* [RECORDS FOR THIS EXERCISE]:

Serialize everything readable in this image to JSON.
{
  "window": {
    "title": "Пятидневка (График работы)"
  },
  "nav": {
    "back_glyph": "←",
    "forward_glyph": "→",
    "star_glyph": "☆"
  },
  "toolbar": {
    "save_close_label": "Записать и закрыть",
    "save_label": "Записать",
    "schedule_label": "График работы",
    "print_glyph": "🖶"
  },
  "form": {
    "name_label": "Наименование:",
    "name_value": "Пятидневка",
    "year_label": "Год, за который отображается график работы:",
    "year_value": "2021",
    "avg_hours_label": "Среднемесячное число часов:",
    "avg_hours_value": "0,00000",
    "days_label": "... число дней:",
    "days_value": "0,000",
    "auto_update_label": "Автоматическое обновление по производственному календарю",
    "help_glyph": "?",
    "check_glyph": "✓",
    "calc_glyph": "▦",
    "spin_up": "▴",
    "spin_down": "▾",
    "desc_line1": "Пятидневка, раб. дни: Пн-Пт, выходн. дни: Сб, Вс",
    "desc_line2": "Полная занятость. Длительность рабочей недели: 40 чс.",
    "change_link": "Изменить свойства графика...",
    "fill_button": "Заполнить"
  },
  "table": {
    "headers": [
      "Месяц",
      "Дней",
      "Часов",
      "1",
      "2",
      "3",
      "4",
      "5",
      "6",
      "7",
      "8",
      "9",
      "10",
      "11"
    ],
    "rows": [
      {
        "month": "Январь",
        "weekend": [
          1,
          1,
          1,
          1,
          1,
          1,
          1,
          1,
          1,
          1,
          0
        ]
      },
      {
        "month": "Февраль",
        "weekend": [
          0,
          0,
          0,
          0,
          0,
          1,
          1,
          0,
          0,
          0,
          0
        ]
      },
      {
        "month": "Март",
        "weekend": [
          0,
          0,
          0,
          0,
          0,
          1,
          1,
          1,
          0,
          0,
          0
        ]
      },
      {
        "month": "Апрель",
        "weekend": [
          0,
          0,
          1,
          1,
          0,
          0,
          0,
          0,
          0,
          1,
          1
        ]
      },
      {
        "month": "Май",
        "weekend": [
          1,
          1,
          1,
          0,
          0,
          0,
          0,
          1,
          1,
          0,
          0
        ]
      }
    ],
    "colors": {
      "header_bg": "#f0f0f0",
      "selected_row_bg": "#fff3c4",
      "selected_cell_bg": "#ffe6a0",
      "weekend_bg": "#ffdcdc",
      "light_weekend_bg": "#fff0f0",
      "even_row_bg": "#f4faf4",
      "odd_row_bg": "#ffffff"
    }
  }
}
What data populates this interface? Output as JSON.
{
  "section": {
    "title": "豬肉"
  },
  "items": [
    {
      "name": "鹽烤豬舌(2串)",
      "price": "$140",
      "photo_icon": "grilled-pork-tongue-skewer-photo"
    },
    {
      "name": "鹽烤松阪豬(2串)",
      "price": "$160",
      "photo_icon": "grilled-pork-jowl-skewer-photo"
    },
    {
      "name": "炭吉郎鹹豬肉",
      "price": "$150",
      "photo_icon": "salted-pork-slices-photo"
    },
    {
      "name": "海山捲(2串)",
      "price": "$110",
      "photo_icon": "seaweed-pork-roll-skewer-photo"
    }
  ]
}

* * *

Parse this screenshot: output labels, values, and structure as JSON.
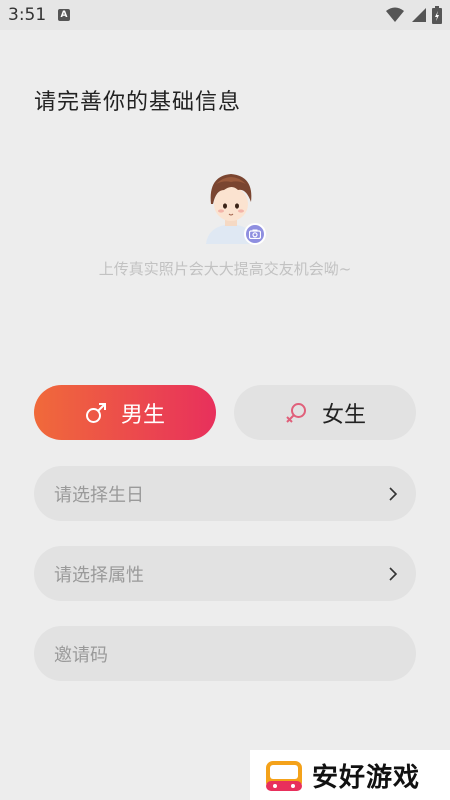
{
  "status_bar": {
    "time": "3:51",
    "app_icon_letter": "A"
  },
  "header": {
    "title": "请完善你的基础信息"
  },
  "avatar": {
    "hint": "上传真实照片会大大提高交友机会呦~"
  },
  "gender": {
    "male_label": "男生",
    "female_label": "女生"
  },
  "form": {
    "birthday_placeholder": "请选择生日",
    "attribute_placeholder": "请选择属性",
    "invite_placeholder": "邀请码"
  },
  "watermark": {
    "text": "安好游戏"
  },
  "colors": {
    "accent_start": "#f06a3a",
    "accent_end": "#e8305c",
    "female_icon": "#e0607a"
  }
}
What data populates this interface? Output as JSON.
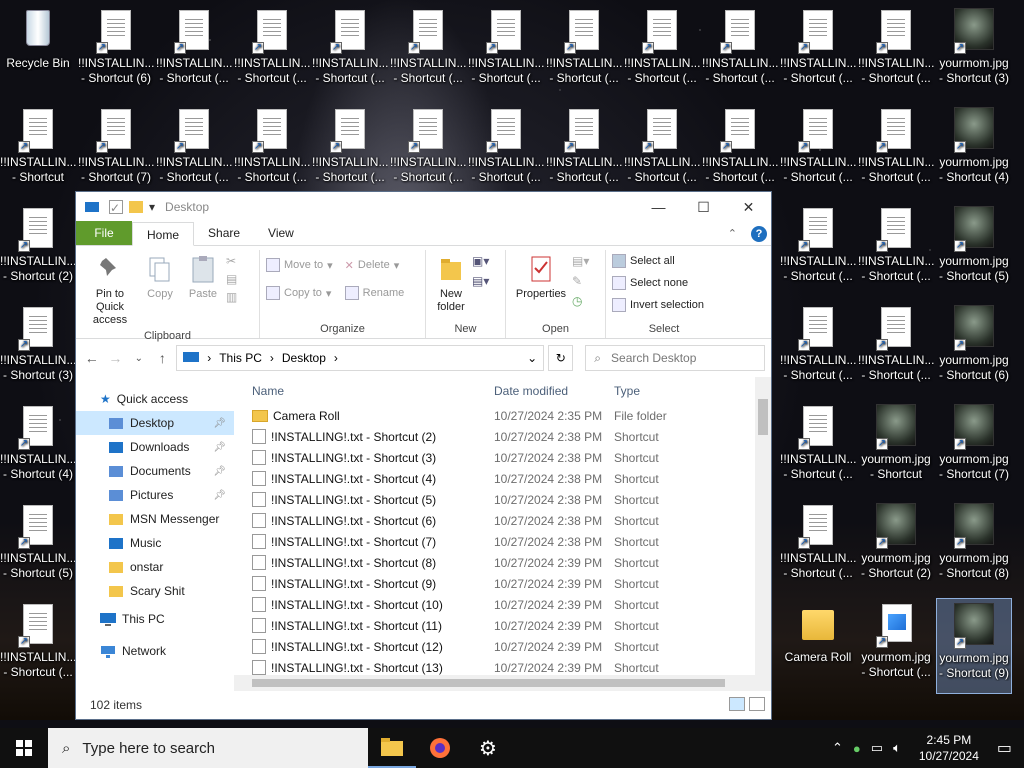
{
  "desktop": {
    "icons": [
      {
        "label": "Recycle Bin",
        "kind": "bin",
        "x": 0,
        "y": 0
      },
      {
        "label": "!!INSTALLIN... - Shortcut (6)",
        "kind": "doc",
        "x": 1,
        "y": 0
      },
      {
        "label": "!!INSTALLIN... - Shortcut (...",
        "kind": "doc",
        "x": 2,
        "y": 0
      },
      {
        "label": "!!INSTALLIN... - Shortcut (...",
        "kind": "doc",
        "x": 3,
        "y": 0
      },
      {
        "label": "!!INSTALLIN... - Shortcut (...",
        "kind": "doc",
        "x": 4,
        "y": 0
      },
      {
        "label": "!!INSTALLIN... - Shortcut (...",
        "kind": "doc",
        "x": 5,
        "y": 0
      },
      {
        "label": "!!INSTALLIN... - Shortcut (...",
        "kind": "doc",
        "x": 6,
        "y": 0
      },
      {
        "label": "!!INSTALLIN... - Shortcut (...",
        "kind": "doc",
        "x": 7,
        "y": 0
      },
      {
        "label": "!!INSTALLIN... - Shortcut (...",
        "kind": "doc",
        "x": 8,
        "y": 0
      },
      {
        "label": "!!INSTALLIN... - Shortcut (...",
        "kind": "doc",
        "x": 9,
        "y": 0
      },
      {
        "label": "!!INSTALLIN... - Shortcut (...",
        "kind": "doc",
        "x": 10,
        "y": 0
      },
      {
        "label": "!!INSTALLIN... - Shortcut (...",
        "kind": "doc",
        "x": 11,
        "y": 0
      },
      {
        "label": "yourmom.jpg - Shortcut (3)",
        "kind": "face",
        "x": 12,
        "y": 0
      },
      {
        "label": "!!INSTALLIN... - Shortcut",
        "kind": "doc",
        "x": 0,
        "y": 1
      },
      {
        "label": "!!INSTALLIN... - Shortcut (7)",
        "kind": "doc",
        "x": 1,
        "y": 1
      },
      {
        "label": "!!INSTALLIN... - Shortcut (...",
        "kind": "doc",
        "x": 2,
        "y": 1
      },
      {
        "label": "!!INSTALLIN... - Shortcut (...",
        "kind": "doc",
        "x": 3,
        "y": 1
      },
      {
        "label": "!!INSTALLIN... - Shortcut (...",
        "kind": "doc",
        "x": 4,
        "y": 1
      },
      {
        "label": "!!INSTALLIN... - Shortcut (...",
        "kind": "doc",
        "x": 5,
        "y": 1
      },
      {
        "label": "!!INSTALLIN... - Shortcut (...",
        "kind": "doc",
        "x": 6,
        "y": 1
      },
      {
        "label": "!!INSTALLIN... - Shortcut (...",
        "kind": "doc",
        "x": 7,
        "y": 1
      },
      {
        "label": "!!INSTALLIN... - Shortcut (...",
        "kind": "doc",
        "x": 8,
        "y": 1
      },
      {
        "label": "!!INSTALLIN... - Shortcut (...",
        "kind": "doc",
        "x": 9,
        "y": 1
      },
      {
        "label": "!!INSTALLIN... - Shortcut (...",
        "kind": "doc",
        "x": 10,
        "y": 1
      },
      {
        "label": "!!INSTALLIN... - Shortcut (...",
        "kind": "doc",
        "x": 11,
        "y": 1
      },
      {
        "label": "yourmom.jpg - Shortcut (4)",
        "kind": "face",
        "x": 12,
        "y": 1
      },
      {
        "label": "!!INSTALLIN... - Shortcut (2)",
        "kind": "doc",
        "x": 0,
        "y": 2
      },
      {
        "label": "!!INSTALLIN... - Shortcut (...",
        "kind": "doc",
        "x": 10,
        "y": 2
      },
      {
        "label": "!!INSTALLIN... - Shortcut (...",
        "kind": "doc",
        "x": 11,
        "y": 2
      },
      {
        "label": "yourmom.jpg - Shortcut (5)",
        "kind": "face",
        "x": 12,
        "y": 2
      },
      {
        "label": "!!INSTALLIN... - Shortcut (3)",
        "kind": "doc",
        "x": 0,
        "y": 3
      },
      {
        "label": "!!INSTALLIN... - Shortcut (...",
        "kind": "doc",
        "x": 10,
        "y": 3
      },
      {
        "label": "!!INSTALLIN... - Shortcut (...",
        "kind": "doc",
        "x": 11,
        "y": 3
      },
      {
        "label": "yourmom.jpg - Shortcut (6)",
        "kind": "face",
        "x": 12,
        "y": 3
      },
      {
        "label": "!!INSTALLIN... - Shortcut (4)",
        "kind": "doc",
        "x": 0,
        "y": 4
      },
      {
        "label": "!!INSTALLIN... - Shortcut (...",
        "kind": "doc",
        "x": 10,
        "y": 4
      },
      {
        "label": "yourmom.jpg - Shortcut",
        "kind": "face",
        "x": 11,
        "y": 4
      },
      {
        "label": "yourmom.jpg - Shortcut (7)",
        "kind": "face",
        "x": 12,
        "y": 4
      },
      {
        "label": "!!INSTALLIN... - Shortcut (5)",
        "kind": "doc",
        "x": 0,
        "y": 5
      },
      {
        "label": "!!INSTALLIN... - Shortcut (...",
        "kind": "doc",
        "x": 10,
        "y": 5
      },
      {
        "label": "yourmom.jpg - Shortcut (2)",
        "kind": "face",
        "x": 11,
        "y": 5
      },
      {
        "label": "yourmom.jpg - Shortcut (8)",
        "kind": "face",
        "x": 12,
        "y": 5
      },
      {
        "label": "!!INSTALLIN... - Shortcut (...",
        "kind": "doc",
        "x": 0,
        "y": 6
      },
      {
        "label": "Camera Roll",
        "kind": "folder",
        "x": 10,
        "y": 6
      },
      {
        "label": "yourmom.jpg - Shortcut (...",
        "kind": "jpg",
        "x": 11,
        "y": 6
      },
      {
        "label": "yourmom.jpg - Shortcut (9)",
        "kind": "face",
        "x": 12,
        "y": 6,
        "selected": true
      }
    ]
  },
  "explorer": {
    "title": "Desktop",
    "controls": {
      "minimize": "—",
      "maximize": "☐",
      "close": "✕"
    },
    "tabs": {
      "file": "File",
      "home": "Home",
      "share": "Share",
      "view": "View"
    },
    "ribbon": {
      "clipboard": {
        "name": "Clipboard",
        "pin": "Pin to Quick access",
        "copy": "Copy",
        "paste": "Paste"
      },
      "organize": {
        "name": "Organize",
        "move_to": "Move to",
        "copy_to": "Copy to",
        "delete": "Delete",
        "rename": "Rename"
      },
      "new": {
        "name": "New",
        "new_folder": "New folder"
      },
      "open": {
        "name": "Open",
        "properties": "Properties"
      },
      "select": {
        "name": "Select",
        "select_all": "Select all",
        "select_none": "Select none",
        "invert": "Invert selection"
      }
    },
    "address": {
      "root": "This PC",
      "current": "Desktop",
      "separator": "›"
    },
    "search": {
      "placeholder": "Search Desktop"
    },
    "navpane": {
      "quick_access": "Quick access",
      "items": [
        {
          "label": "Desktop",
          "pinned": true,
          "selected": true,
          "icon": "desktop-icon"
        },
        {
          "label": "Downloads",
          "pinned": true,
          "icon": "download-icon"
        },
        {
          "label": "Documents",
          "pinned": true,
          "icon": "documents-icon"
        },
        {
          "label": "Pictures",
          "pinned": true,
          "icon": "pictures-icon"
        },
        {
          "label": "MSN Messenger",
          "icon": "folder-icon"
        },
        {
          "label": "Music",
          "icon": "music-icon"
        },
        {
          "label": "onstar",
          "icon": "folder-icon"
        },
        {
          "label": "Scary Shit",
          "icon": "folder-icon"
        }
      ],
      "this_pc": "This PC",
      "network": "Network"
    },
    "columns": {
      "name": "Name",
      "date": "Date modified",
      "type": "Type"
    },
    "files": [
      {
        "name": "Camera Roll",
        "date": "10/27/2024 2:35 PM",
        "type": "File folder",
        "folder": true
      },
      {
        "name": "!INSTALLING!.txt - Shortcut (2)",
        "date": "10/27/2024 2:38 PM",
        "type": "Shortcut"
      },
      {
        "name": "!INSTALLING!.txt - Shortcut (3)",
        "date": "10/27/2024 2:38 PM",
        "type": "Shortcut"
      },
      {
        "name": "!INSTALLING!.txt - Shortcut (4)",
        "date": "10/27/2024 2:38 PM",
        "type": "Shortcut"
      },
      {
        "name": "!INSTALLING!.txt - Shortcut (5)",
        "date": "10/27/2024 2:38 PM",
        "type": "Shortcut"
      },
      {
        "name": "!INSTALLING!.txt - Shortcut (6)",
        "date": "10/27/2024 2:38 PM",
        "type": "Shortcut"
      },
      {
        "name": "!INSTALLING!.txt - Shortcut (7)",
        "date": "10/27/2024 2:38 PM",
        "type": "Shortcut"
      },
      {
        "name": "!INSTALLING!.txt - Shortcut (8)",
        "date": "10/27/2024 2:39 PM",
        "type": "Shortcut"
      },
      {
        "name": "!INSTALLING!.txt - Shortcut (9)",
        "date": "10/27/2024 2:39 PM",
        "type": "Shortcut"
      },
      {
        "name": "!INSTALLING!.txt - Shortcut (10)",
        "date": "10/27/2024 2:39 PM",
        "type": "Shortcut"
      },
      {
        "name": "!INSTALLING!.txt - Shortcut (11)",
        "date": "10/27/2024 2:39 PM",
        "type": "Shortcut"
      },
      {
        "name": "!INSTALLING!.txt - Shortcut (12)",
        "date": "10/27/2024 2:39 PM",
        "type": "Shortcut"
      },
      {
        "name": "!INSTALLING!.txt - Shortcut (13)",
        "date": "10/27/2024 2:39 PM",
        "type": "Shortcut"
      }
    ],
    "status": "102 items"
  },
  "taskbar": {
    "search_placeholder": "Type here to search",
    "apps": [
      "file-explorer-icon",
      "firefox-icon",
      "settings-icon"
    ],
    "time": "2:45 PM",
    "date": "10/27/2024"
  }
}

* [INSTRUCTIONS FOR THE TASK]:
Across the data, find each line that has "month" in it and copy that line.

* [EXERCISE OUTPUT]:
        "month": "Январь",
        "month": "Февраль",
        "month": "Март",
        "month": "Апрель",
        "month": "Май",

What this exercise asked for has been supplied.